• A maintenance budget for government facilities, roads, parks and buildings will be established and funded through an impact fee collected from every residential dwelling or business structure. Fee shall be calculated as a percentage of assessed value of the most current property tax year. Fee will be collected by department of finance and put into a St. John maintenance revolving fund. The fund shall be administered by St. John administrator and allotted to various government agencies charged with responsibility of said maintenance.

• A St. John parking authority will be established to regulate and administer public parking on St. John. Paid and free parking facilities will be funded by the authority through a V.I. public finance authority bond issue and supported through parking revenues and a fee collected by the motor vehicle bureau on every car registered for use on St. John. Fee shall be set by St. John parking authority and based on the cost of operation and debt service for all public parking facilities. Revenues from fees shall be deposited in the St. John parking authority revolving fund for debt payment and operational expenses.

• Recreational facilities are a top priority. Existing facilities need maintenance and improvements. New facilities must be built and staffed. A location for a sports center, youth center facility, and secure playground facilities must be identified. An annual St. John line item amount in the Department of Housing Parks and Recreation annual budget must be sufficiently funded to carry the costs of staffing, operation, and maintenance of said facilities.
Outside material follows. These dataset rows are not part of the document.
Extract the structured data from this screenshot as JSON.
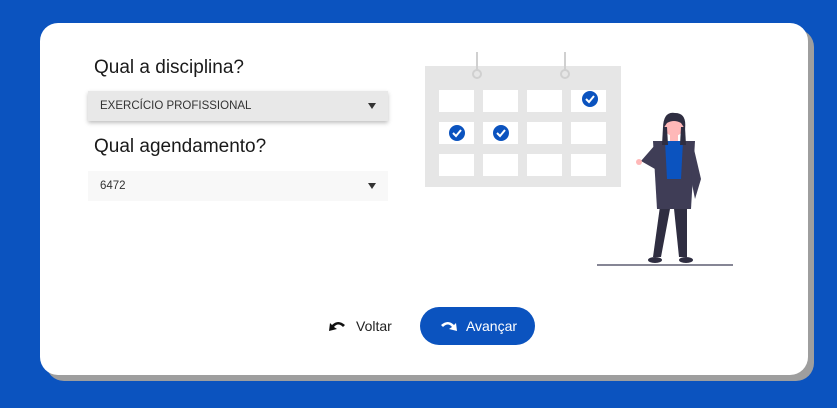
{
  "form": {
    "discipline_question": "Qual a disciplina?",
    "discipline_value": "EXERCÍCIO PROFISSIONAL",
    "schedule_question": "Qual agendamento?",
    "schedule_value": "6472"
  },
  "actions": {
    "back_label": "Voltar",
    "next_label": "Avançar"
  },
  "icons": {
    "back": "undo-arrow-icon",
    "next": "redo-arrow-icon",
    "select_caret": "caret-down-icon"
  },
  "colors": {
    "background": "#0b53bf",
    "accent": "#0b53bf",
    "card": "#ffffff"
  }
}
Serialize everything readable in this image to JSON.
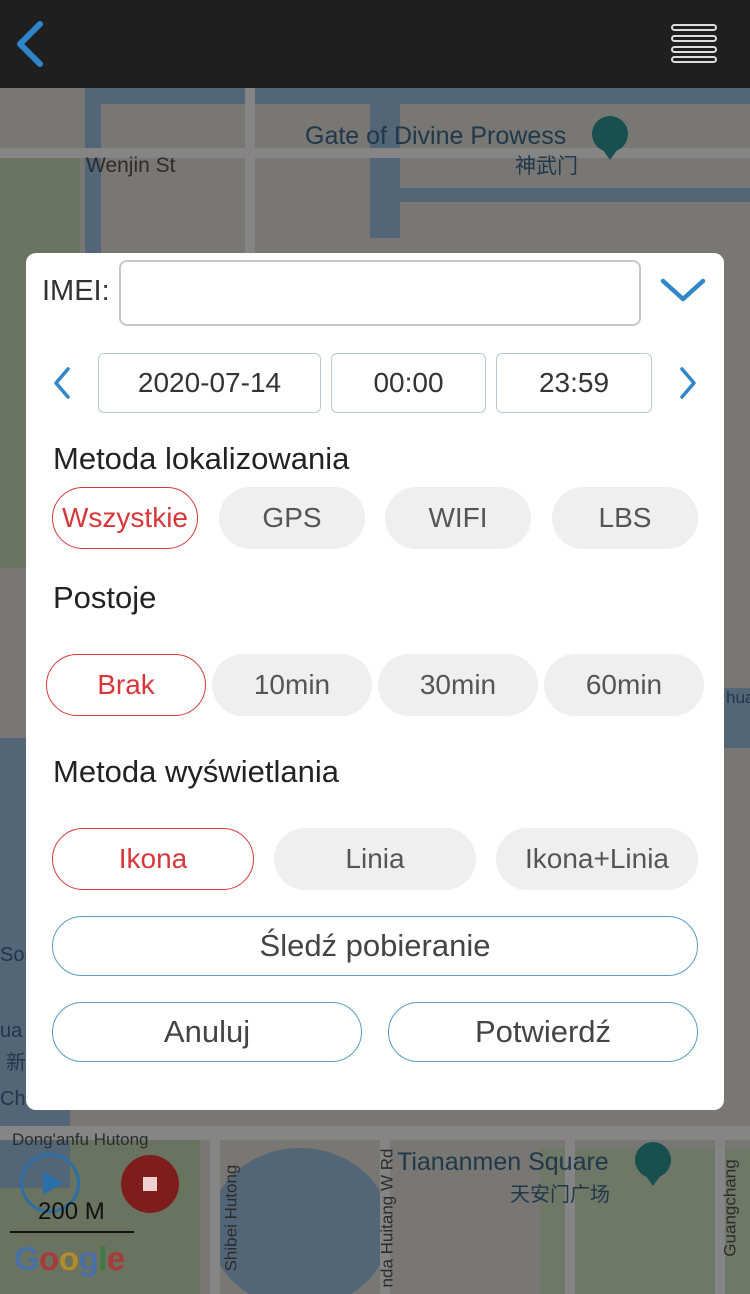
{
  "map": {
    "labels": {
      "gate_en": "Gate of Divine Prowess",
      "gate_zh": "神武门",
      "wenjin": "Wenjin St",
      "dongan": "Dong'anfu Hutong",
      "shibei": "Shibei Hutong",
      "huitang": "nda Huitang W Rd",
      "tiananmen_en": "Tiananmen Square",
      "tiananmen_zh": "天安门广场",
      "guangchang": "Guangchang",
      "left_sou": "Sou",
      "left_ua": "ua",
      "left_xin": "新",
      "left_cha": "Cha",
      "right_hua": "hua"
    },
    "scale": "200 M",
    "attribution": "Google"
  },
  "dialog": {
    "imei_label": "IMEI:",
    "imei_value": "",
    "date": "2020-07-14",
    "time_start": "00:00",
    "time_end": "23:59",
    "locating": {
      "title": "Metoda lokalizowania",
      "options": [
        "Wszystkie",
        "GPS",
        "WIFI",
        "LBS"
      ],
      "selected": "Wszystkie"
    },
    "stops": {
      "title": "Postoje",
      "options": [
        "Brak",
        "10min",
        "30min",
        "60min"
      ],
      "selected": "Brak"
    },
    "display": {
      "title": "Metoda wyświetlania",
      "options": [
        "Ikona",
        "Linia",
        "Ikona+Linia"
      ],
      "selected": "Ikona"
    },
    "track_download": "Śledź pobieranie",
    "cancel": "Anuluj",
    "confirm": "Potwierdź"
  },
  "colors": {
    "accent_blue": "#2f86c8",
    "active_red": "#d7373a",
    "topbar": "#1f1f1f",
    "outline_blue": "#5b9bc2"
  },
  "icons": {
    "back": "chevron-left-icon",
    "menu": "hamburger-menu-icon",
    "dropdown": "chevron-down-icon",
    "prev_day": "chevron-left-icon",
    "next_day": "chevron-right-icon",
    "play": "play-icon",
    "stop": "stop-icon"
  }
}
• Fire services should become voluntary except for a skeleton crew that will provide a minimum response action team. There are plenty of communities our size that have successfully implemented volunteer fire and emergency services. Emergency medical technician training and search and rescue capabilities should be part of fire services job scope. Maintenance of equipment and vehicles shall be performed by a full time specialized crew to keep an emergency ready capability. A fully equipped sub station shall be maintained in Coral Bay at all times. Manpower conversion to a volunteer emergency services capability can be phased in through attrition of personnel or voluntary assignment.  

• Sprauve school should be relocated to a more suitable location. Many proposals have been pursued over the last twenty years, but the school remains in an environment not conducive to learning and child development. Working with the National Park in the pursuit of a large enough tract of land has been frustrating.

The government should identify a large enough private parcel and purchase it at fair market value. Once land has been purchased, a phased in building cycle to allow the grades one thru nine to be built first, and then after a study of the islands future needs for a high school, tenth grade through twelve could be added.
Recreational facilities can be added as funding is identified. This initiative could happen in a three year period with a strong effort by the St. John community, government support, and adequate funding.
An alternative option is to combine the private Gifft Hill School with the public school and create a charter school. This new concept is gathering more support nationally and would work well with St. John’s small school age population.

• Public safety is paramount to a successful community’s ability to grow and prosper. The seeds of crime are planted early on in life and can only guarantee a bitter harvest. The social fabric must be repaired and strengthened, we are letting our problems get the best of us, and often not, missing the message by killing the messenger. We don’t need more policemen, we need better policemen. We need crimes solved and crimes punished, not ignored and forgotten. We have to stop being judges in determining our own justice; a crime is a crime no matter who commits the act.

Raising the standards and pay for our policemen and women would do more for public safety than adding more inadequately educated and trained officers.

The University of the Virgin Islands should provide associates degrees in criminology. This degree should be the minimum requirement for a police recruit. Those on the force already, can be given free tuition to attend classes and earn the degree. A new pay scale should be implemented to reward those that achieve higher education. A civilian review board is necessary to promote transparency in police complaints, and to rebuild public confidence in those sworn to protect our community.

– Andrew Rutnik